Not that some people are weeds.
I'm mostly going to leave alone the shootings. One was an obvious leftist nut job, but hey, white and ostensibly male, so "violent white men". The other was more... complicated. But only barely, as the historically literate know that the whole class warfare based on race thing is based in old school progressivism.
Not that "leftists are the real racists" gets any traction, but when the only thing remotely "right wing" in a screed full of income and social equality, environmental, and similar issues is the racial supremacy aspect, not an example of "right wing" hate.
But since right wing == racist insofar as modern discourse goes, hey.
I will note that the EP shooter was not the product of a single parent household. Unfortunately it looks like his dad was a psychologist, and worse, a charlatan.
In the meantime, Cataline has a good post on single-room schoolhouses.
Cataline has family in the teaching profession or at least he used to. One of them went into Special Ed. I casually asked her why and her answer has stuck with me. She told me, “I’m tired of teaching to the Middle. In the system we have now, the smart kids can’t help but get bored past a certain point. The ones that need the most help, fall to the bottom because they end up being neglected. The only kids that do all right with the system we have now are the ones in the middle and they are boring as hell to teach.
At least with Special Ed, I’m doing some good for someone who needs it.”
So wouldn’t the One Room School House have been worse? You ask.
Well actually no. We can start with the fact that the school day began with Christian prayer.
Almighty God, Our Heavenly Father, from Whom all life and all true gladness springs. We pray You to send Your blessings upon this school, upon those who teach and upon those who learn, that accepting daily the guidance of the Holy Ghost and holding fast to all that is good. May we worship and serve You all our days through Jesus Christ our lord. Amen.
These words are, as you know, a serious criminal offense if you are a member of the modern teaching profession. And would result in your being barred from pedagogy for the rest of your life, if you even murmured them under your breath.
Having asked for the Almighty’s blessing the children got down to the day’s lessons. The question you probably have is how did they make it work? All grades being in one room and all.
I’ll answer that question with a question. What is the best way to learn something?
Answer: you teach it to someone else.
The older students would teach the younger ones. The Third Years would tutor the First Years on reading, the Eighth Years would drill the Fifth Years on Algebra and so on.
Part of the reason that standards were higher was that the more advanced stuff was presented to the younger students in the class room before they actually had to learn it.
Worth reading, but I'll make a note that while it's valid to point out the level of knowledge required of some older tests, I'd have a hard time passing a few of the questions on the sample exam simply because I don't know what is the definitive list of the fundamental rules of arithmetic in that time period. For what it's worth, I'd utterly fail at the grammar questions because while I've been good at applying it - good enough to pass out of English comp 101 decades ago via written essay - memorization was never my strong suit compared to systems, so memorizing parts of speech or diagramming a sentence for grammar was never up my alley. Filed under "forgot the water levels in the steam generator a week after leaving the Navy but can still tell you all the plant interactions in response to a change in seawater temperature decades later."

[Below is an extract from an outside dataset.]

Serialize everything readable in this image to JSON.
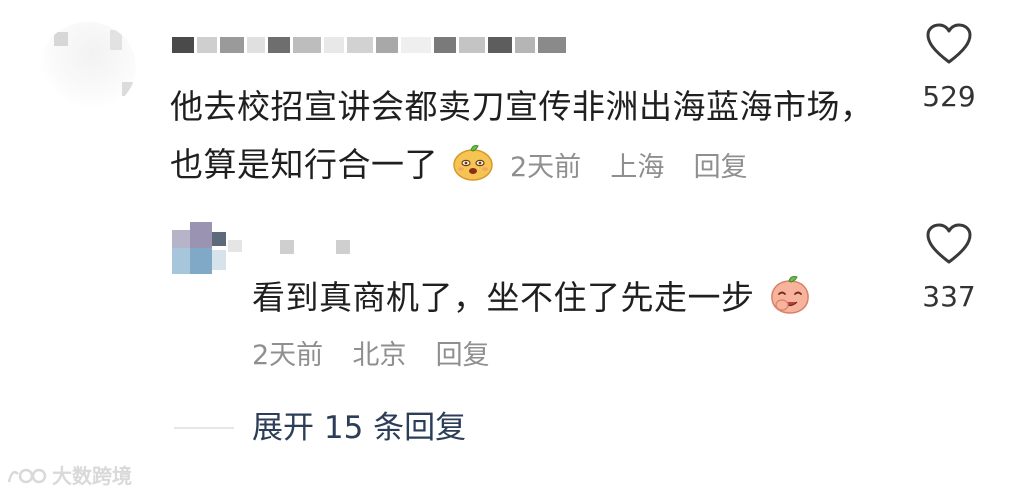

And I utterly agree on the single room schoolhouse.
Under "leftists will be petty tyrants," school officials report a father and son for playing a wargame where one faction is the fascists. It's not just a lone wacko when the NYT piles on, and school systems distill these morons into lethal doses.
Also worth reading, a PDF of a newsletter on moving away from assuming a higher-trust society, and also, much like Owen Benjamin discusses, we should treat charity and interactions as personal things rather than leaning on institutions.